Our students went to Carowinds a few weeks ago.  My son Abram was selected as a chaperone, another sign that he is considered a responsible adult.

He returned home late, looking exhausted from a hard day of corralling students through the dips and dives of Carowinds.  We asked him about his trip, the kids that went, and the rides they rode.  Abram has a gift for story.   He can spin the details of the day so you almost wish you made the trip.  Almost.

The last story he told was about Colin.  Colin was an awkward boy, about 12.  He was in line for a ride and our students started talking to him.  They quickly got the essential facts.  His parents were in the water park, and he had been turned loose in the park to fend for himself.  Carowinds can be a lonely place for a 12 year old. 

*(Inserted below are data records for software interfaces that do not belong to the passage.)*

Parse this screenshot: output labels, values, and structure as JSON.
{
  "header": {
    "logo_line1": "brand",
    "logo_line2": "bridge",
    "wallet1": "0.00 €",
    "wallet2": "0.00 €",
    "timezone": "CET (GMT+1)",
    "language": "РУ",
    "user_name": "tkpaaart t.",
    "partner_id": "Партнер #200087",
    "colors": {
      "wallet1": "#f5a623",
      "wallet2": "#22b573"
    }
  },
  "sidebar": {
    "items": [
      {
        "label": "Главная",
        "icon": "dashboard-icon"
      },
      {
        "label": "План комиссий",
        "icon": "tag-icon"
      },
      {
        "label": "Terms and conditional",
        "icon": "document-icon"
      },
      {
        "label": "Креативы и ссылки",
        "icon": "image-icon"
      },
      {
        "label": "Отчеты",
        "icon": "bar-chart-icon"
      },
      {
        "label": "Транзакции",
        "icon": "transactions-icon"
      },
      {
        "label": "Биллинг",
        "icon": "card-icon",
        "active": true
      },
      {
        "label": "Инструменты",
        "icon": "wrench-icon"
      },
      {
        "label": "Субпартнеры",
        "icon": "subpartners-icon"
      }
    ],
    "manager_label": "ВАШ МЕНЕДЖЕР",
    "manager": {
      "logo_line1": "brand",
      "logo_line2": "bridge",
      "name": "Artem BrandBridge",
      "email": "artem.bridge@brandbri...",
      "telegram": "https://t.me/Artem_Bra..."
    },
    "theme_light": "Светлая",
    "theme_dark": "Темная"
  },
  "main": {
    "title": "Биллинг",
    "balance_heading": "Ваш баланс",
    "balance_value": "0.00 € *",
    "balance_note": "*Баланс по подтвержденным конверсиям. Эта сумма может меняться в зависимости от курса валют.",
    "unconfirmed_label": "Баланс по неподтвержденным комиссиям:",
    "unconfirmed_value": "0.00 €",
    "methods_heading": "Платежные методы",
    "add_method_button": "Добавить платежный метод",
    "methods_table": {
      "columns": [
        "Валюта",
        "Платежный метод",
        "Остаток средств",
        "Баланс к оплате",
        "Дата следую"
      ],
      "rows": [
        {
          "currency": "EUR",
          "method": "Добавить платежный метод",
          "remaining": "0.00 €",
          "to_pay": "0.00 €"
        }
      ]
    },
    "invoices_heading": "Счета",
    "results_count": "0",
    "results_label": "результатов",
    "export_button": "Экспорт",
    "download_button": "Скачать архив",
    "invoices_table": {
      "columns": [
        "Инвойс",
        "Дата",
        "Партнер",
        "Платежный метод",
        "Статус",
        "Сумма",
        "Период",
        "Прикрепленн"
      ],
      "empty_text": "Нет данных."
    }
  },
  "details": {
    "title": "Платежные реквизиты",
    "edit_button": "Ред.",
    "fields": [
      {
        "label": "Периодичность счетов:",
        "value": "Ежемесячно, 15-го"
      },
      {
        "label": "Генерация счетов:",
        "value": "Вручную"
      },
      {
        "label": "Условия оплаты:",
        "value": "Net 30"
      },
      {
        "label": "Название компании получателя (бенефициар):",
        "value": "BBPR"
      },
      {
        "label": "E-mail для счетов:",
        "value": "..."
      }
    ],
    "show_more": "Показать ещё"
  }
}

The group rode the ride, then clustered up to plan their next move.  Colin was on the fringe, listening.  When the group went off to ride the “Hurler (don’t ask),” Colin tagged along.  Once the “Hurler” was conquered, they went to the “Vortex.”  Colin moved from the fringe of the group to the middle.

That was the way it was for the rest of the day.  Where our kids went, Colin went.  Before long, it felt like Colin belonged. 

It was time for our group to leave the park and for Colin to go back to his family.  I’m not sure if goodbyes were shared, but for a few hours, Colin found a family.

I don’t know anything about Colin.  I don’t know anything about his parents, his home life, his grades in school, his athletic ability, or his faith.  I simply know he wanted a family to share Carowinds with him. 

The soul searches for a family.  We want to belong.  We want to laugh with someone, and hold onto someone when we make the first big run down the hill.  We want a group to know our name. 

That’s why Jesus gave us church.  When church is doing what it is designed to do, it lets souls who are searching for connection, for significance, and for understanding  join them on the journey. 

Our students got this, on a hot day at Carowinds.  They let Colin join in.  They let Colin be family.  They let Colin join the church on its day riding rides.

Keep an eye for the Colins of this world.  They are everywhere.  They want to belong.  Their souls need a family.  That’s why God made us church.

Grace

Clay

Tuesday Celebrations

Good Morning Good People of Alice Drive!

Big Idea from Sunday/Monday:  You can’t fix the divisions sin causes in your soul until you face them.  Only then can Jesus bring the healing your soul desires.

If at all possible, join us for the School Prayer walk next Monday at 9.  Let’s cover every classroom in Sumter County with prayer.  If you can’t come, remember to pray for our teachers, parents, and students as they start back to school.

Save the Date:  Gary Thomas, author of Sacred Marriage, will be with us September 14/15th.  He will encourage you!

Smile:

“What is the plural of man, Willie?” asked the teacher. “Men,” he answered. “And, what is the plural of child?” “Twins,” replied Willie